• _What you need to do_
Please print the records below exactly as they are.

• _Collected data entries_
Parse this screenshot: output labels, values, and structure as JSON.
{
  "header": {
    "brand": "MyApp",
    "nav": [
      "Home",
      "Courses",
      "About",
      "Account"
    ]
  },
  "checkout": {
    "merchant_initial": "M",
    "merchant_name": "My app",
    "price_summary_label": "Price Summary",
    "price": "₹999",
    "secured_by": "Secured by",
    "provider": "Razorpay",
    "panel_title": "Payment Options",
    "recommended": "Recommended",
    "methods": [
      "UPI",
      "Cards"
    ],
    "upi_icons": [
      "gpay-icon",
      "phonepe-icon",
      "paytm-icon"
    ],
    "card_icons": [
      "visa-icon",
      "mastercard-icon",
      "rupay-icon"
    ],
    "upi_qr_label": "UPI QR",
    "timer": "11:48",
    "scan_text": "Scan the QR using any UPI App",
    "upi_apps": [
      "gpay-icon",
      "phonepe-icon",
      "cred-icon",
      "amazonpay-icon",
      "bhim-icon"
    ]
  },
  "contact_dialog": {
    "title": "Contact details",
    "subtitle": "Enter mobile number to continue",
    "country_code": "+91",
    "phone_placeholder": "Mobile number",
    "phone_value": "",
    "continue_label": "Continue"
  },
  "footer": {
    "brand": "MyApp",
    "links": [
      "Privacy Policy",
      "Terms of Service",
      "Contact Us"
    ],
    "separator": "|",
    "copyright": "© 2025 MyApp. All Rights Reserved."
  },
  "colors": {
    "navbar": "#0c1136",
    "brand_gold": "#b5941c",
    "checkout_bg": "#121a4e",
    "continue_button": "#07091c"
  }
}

• _Task output_
Parse this screenshot: output labels, values, and structure as JSON.
{
  "header": {
    "brand": "MyApp",
    "nav": [
      "Home",
      "Courses",
      "About",
      "Account"
    ]
  },
  "checkout": {
    "merchant_initial": "M",
    "merchant_name": "My app",
    "price_summary_label": "Price Summary",
    "price": "₹999",
    "secured_by": "Secured by",
    "provider": "Razorpay",
    "panel_title": "Payment Options",
    "recommended": "Recommended",
    "methods": [
      "UPI",
      "Cards"
    ],
    "upi_icons": [
      "gpay-icon",
      "phonepe-icon",
      "paytm-icon"
    ],
    "card_icons": [
      "visa-icon",
      "mastercard-icon",
      "rupay-icon"
    ],
    "upi_qr_label": "UPI QR",
    "timer": "11:48",
    "scan_text": "Scan the QR using any UPI App",
    "upi_apps": [
      "gpay-icon",
      "phonepe-icon",
      "cred-icon",
      "amazonpay-icon",
      "bhim-icon"
    ]
  },
  "contact_dialog": {
    "title": "Contact details",
    "subtitle": "Enter mobile number to continue",
    "country_code": "+91",
    "phone_placeholder": "Mobile number",
    "phone_value": "",
    "continue_label": "Continue"
  },
  "footer": {
    "brand": "MyApp",
    "links": [
      "Privacy Policy",
      "Terms of Service",
      "Contact Us"
    ],
    "separator": "|",
    "copyright": "© 2025 MyApp. All Rights Reserved."
  },
  "colors": {
    "navbar": "#0c1136",
    "brand_gold": "#b5941c",
    "checkout_bg": "#121a4e",
    "continue_button": "#07091c"
  }
}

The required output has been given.